What is required: Your answer needs to include each line of the records in which the string "Çocuk" can be found.

[Dataset rows describing interfaces]
━━━━━━━━━━━━━━━━

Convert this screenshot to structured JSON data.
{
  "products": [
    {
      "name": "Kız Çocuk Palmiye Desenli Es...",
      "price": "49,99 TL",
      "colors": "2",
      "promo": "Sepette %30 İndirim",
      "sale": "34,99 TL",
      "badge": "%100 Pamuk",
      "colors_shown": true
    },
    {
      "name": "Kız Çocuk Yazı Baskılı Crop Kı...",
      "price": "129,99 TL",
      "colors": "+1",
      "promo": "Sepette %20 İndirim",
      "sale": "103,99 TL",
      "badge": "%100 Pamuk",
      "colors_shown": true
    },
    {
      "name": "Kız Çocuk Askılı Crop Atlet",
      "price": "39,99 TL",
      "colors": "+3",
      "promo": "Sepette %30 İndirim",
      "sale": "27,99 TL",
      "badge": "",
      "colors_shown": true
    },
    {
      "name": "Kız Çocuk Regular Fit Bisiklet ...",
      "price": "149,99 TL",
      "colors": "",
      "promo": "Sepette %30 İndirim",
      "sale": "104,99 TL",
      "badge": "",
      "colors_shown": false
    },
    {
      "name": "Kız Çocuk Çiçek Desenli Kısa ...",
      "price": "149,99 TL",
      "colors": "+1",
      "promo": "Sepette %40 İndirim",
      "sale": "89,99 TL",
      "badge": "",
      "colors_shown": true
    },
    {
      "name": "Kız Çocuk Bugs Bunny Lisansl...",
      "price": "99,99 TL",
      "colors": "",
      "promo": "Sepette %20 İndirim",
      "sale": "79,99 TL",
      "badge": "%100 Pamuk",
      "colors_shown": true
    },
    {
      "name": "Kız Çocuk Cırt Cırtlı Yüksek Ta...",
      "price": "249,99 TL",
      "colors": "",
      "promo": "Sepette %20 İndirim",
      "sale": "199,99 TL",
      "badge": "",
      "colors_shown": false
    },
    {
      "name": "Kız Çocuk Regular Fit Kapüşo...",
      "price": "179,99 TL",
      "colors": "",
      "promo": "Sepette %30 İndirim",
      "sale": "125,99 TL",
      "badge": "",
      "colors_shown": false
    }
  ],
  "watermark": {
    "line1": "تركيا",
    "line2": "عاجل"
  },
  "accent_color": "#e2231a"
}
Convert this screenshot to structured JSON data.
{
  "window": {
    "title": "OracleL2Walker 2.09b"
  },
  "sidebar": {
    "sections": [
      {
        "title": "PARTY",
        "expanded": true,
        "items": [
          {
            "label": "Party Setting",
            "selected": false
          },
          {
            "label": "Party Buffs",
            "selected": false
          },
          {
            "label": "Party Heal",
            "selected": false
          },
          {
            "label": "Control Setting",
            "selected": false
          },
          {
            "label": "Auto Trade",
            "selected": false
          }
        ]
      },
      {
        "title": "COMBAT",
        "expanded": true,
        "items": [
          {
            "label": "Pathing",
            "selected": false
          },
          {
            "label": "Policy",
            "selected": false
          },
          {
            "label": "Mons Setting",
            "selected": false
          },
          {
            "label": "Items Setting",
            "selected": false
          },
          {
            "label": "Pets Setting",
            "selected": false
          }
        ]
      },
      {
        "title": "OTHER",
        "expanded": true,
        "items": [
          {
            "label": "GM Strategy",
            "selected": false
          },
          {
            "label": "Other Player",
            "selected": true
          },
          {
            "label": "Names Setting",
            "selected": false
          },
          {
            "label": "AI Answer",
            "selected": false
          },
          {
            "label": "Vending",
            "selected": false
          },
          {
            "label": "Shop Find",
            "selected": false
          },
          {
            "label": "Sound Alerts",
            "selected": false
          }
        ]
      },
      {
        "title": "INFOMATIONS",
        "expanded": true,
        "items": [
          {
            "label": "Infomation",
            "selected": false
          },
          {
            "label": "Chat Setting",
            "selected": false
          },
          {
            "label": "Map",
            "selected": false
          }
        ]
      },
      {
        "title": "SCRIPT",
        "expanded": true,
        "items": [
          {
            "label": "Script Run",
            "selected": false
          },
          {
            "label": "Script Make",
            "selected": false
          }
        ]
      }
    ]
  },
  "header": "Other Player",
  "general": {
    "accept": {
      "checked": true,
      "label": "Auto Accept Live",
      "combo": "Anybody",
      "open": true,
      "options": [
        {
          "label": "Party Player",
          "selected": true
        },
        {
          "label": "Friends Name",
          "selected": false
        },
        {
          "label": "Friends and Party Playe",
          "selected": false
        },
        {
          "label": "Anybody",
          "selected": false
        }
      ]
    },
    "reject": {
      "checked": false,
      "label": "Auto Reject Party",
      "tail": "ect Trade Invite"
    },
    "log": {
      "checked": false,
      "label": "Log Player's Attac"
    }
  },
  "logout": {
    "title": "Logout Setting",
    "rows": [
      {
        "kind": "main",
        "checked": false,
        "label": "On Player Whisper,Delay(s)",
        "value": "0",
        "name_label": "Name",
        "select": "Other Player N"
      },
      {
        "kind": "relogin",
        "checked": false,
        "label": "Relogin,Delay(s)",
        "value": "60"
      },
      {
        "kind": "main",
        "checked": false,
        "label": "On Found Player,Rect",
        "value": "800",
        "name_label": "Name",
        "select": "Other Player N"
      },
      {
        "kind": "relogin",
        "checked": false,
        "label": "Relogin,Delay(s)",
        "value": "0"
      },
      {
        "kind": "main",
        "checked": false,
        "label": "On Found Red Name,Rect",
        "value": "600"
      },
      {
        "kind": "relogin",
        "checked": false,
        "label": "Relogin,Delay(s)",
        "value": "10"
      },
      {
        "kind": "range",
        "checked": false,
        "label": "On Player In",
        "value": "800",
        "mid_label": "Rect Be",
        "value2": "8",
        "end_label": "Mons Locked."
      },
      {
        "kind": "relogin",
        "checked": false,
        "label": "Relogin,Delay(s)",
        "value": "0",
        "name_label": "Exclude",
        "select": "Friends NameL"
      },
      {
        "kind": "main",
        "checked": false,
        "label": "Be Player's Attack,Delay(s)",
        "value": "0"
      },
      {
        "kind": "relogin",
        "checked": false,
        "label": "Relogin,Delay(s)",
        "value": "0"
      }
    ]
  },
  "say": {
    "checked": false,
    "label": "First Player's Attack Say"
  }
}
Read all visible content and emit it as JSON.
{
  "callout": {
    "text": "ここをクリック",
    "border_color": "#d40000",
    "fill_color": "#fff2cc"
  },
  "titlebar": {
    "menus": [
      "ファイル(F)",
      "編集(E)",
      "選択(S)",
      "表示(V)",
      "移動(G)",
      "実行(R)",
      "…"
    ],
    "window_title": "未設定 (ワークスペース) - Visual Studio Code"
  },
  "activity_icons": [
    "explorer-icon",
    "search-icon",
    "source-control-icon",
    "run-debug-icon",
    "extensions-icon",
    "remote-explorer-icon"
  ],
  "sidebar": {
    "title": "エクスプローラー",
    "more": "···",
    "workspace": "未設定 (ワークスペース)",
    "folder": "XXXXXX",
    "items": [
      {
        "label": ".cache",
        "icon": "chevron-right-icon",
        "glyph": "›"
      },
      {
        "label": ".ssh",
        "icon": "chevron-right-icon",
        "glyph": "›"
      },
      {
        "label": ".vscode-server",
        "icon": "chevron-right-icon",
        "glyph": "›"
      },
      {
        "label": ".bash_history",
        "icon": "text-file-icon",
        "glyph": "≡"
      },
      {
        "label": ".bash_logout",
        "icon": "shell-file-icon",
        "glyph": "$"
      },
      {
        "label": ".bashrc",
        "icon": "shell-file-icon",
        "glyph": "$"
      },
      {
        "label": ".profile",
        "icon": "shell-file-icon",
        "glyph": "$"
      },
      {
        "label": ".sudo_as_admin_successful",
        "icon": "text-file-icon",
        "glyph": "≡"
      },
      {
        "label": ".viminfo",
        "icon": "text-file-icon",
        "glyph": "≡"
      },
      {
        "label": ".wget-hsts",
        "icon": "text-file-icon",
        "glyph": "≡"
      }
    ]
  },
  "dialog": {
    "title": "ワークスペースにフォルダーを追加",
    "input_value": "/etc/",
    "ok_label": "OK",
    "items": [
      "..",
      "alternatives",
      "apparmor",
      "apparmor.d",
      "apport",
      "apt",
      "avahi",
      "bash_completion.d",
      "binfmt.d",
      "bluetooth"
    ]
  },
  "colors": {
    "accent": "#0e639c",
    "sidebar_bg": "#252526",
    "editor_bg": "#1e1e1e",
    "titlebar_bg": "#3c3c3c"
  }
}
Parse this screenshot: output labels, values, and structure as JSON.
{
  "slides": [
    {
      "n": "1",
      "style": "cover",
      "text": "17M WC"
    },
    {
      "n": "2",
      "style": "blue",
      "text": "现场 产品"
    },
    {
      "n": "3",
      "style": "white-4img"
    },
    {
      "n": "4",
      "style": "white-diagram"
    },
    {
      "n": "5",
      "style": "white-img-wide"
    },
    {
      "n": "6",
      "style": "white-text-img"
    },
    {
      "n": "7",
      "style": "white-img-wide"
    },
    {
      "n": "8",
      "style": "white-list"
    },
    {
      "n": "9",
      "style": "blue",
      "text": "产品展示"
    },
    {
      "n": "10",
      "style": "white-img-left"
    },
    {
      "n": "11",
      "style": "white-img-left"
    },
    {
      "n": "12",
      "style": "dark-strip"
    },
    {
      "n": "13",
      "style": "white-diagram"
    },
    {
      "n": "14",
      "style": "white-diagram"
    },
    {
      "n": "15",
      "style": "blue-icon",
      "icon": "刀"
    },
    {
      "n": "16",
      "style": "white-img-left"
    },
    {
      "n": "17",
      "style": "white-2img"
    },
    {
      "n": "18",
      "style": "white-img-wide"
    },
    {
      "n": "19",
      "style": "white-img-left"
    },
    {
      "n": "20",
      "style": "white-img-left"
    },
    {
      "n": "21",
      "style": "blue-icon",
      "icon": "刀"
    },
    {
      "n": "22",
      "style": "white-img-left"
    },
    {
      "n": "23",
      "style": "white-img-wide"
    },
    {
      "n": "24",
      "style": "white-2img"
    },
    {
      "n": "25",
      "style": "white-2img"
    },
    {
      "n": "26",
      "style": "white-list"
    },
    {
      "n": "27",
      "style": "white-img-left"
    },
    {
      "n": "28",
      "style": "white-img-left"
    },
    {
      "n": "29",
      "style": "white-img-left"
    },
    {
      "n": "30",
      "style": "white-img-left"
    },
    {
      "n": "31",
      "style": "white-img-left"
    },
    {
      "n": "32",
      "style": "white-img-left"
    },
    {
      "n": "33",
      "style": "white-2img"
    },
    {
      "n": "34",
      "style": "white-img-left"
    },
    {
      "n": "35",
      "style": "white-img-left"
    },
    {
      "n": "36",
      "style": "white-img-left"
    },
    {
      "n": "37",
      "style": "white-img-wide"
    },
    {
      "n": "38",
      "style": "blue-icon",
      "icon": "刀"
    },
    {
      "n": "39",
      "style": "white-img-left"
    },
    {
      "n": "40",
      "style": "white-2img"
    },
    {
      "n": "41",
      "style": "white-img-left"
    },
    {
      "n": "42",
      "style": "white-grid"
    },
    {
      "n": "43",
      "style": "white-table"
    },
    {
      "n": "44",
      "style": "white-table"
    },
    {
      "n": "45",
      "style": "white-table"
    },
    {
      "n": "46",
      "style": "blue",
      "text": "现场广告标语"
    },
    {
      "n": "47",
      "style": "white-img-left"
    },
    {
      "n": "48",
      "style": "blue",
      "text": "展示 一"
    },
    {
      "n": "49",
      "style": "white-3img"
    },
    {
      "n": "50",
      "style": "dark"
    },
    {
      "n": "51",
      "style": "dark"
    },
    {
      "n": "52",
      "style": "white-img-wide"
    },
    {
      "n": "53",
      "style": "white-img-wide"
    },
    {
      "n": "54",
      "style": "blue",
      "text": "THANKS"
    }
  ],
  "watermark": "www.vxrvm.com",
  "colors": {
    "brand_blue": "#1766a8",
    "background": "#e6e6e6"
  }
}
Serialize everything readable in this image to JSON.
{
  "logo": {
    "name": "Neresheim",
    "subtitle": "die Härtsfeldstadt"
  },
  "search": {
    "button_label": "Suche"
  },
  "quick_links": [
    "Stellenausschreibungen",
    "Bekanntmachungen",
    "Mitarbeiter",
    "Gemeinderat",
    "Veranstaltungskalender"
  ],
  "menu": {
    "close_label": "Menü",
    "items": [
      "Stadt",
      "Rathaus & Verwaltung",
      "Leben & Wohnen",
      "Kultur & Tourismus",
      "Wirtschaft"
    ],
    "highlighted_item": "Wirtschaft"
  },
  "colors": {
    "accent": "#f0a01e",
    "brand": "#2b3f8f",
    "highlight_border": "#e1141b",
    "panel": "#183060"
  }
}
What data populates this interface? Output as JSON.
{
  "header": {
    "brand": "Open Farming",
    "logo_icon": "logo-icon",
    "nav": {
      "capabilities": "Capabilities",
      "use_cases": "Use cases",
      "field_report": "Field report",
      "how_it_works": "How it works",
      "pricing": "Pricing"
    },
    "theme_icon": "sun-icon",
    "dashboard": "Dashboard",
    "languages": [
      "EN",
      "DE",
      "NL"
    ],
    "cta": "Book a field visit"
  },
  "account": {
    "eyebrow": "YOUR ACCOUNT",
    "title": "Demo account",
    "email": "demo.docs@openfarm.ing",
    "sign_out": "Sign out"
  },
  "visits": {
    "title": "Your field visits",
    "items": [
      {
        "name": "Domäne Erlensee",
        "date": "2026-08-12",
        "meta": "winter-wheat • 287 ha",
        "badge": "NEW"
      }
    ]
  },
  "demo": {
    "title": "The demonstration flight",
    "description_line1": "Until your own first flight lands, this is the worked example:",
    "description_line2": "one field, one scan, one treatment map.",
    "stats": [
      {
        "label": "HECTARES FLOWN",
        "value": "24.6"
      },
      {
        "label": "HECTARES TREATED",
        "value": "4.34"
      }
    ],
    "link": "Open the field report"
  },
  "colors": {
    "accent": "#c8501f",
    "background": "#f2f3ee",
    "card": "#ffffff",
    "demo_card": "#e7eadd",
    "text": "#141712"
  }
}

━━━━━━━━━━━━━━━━

Answer to the problem:
      "name": "Kız Çocuk Palmiye Desenli Es...",
      "name": "Kız Çocuk Yazı Baskılı Crop Kı...",
      "name": "Kız Çocuk Askılı Crop Atlet",
      "name": "Kız Çocuk Regular Fit Bisiklet ...",
      "name": "Kız Çocuk Çiçek Desenli Kısa ...",
      "name": "Kız Çocuk Bugs Bunny Lisansl...",
      "name": "Kız Çocuk Cırt Cırtlı Yüksek Ta...",
      "name": "Kız Çocuk Regular Fit Kapüşo...",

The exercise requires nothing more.